TRAVERSE CITY — This year’s assortment of coughs, muscle aches, fevers — and worse — could be the result of one notorious strain of influenza.
The potentially deadly H1N1 virus, or swine flu, has roared across the country this winter and the Traverse City area hasn’t been spared.
The illness first showed up in 2009. It’s unlike other strains of the flu in that it can take a serious toll on people who are not usually at risk for major side effects.
“The only thing that distinguishes this strain is it’s more likely to be severe in somebody who is young and healthy than the other strains in other years,” said Michael Collins, the medical director for the Grand Traverse County Health Department, as well as the Leelanau and Benzie county health departments.
The flu can cause pneumonia or a nervous system infection which could result in mental cloudiness or even seizures, Collins said. Three people died of the flu since October at the University of Michigan Health Systems, which receives flu patients from across the state. All of them were under 60 years old, said Kara Gavin, a hospital spokeswoman.
The flu can also cause lung and kidney issues and septic shock, Gavin said.
Twenty people have been hospitalized at Munson Medical Center for the flu, Meghan Daigh, a spokeswoman for Munson Healthcare, said. Samples from 10 people were tested and showed a match for swine flu.
Munson medical facilities reported about 30 flu cases last week and another 30 the week before, said Collins, but there are still a few weeks to go until the height of flu season in late January or early February.
The flu hit in unexpected force in 2009, before a vaccination had been developed.
But this year H1N1 was included in the flu shot, so more people are immune to it.
It’s not too late for others to get vaccinated, Collins said. He said everyone over 6 months old should get the flu shot.

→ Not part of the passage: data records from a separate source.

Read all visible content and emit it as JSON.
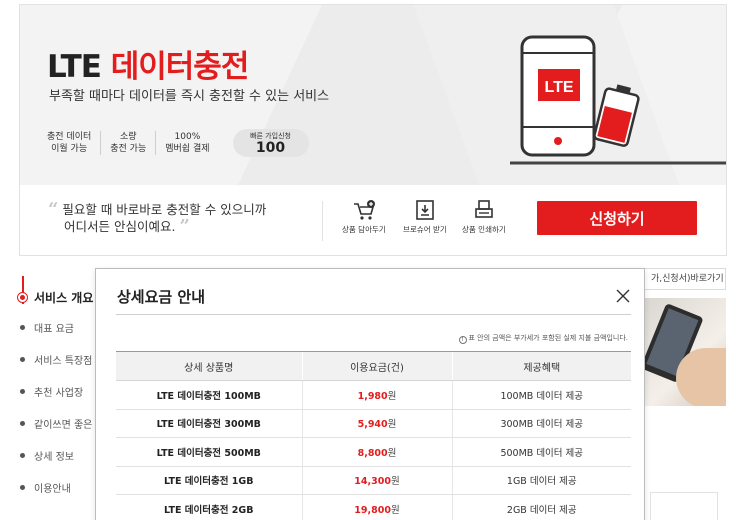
{
  "product": {
    "title_prefix": "LTE",
    "title_highlight": "데이터충전",
    "subtitle": "부족할 때마다 데이터를 즉시 충전할 수 있는 서비스",
    "features": [
      {
        "line1": "충전 데이터",
        "line2": "이월 가능"
      },
      {
        "line1": "소량",
        "line2": "충전 가능"
      },
      {
        "line1": "100%",
        "line2": "멤버쉽 결제"
      }
    ],
    "quick_signup": {
      "label": "빠른 가입신청",
      "number": "100"
    },
    "illustration_label": "LTE"
  },
  "action_bar": {
    "quote_open": "“",
    "quote_line1": "필요할 때 바로바로 충전할 수 있으니까",
    "quote_line2": "어디서든 안심이예요.",
    "quote_close": "”",
    "tools": [
      {
        "icon": "cart-add-icon",
        "label": "상품 담아두기"
      },
      {
        "icon": "download-icon",
        "label": "브로슈어 받기"
      },
      {
        "icon": "printer-icon",
        "label": "상품 인쇄하기"
      }
    ],
    "apply_label": "신청하기"
  },
  "side_nav": {
    "items": [
      {
        "label": "서비스 개요",
        "active": true
      },
      {
        "label": "대표 요금",
        "active": false
      },
      {
        "label": "서비스 특장점",
        "active": false
      },
      {
        "label": "추천 사업장",
        "active": false
      },
      {
        "label": "같이쓰면 좋은",
        "active": false
      },
      {
        "label": "상세 정보",
        "active": false
      },
      {
        "label": "이용안내",
        "active": false
      }
    ]
  },
  "background": {
    "link_text": "가,신청서)바로가기"
  },
  "modal": {
    "title": "상세요금 안내",
    "close_icon": "close-icon",
    "notice": "표 안의 금액은 부가세가 포함된 실제 지불 금액입니다.",
    "notice_icon": "info-icon",
    "columns": [
      "상세 상품명",
      "이용요금(건)",
      "제공혜택"
    ],
    "rows": [
      {
        "name": "LTE 데이터충전 100MB",
        "price": "1,980",
        "unit": "원",
        "benefit": "100MB 데이터 제공"
      },
      {
        "name": "LTE 데이터충전 300MB",
        "price": "5,940",
        "unit": "원",
        "benefit": "300MB 데이터 제공"
      },
      {
        "name": "LTE 데이터충전 500MB",
        "price": "8,800",
        "unit": "원",
        "benefit": "500MB 데이터 제공"
      },
      {
        "name": "LTE 데이터충전 1GB",
        "price": "14,300",
        "unit": "원",
        "benefit": "1GB 데이터 제공"
      },
      {
        "name": "LTE 데이터충전 2GB",
        "price": "19,800",
        "unit": "원",
        "benefit": "2GB 데이터 제공"
      }
    ]
  },
  "colors": {
    "accent": "#e31d1d",
    "text": "#222222",
    "header_bg": "#f1f1f1"
  }
}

The Grand Traverse County Health Department has administered about 1,600 flu vaccinations this year, about the same number as in past years, said Jodi Kelly, the department’s director of maternal and child health services. Kelly said doctors across the county reported vaccinating about 21,000 throughout the season.
The health department’s vaccination administration fee is $7, but Kelly said the department won’t turn anyone away, regardless of whether they live in the county.
When the flu hit in 2009, Traverse City, Kingsley, and Benzie County schools closed for a week to keep it from spreading.
More than 20 percent of students at Westwoods Elementary, Central Grade School and West Senior high School in Traverse City were absent the day before the closing.
“That probably helped us have not as much disease transmitted here than in other areas,” Collins said. “Schools are a place where families can pass disease from one place to another.”
As t stands, it’s unlikely that schools will be forced to close for the flu, said Christine Guitar, the chief of communications for the Traverse City Area Public Schools. Between winter break and snow days, it’s hard to tell how many students are infected, Guitar said, but attendance would have to be near 70 percent before a cancellation would occur.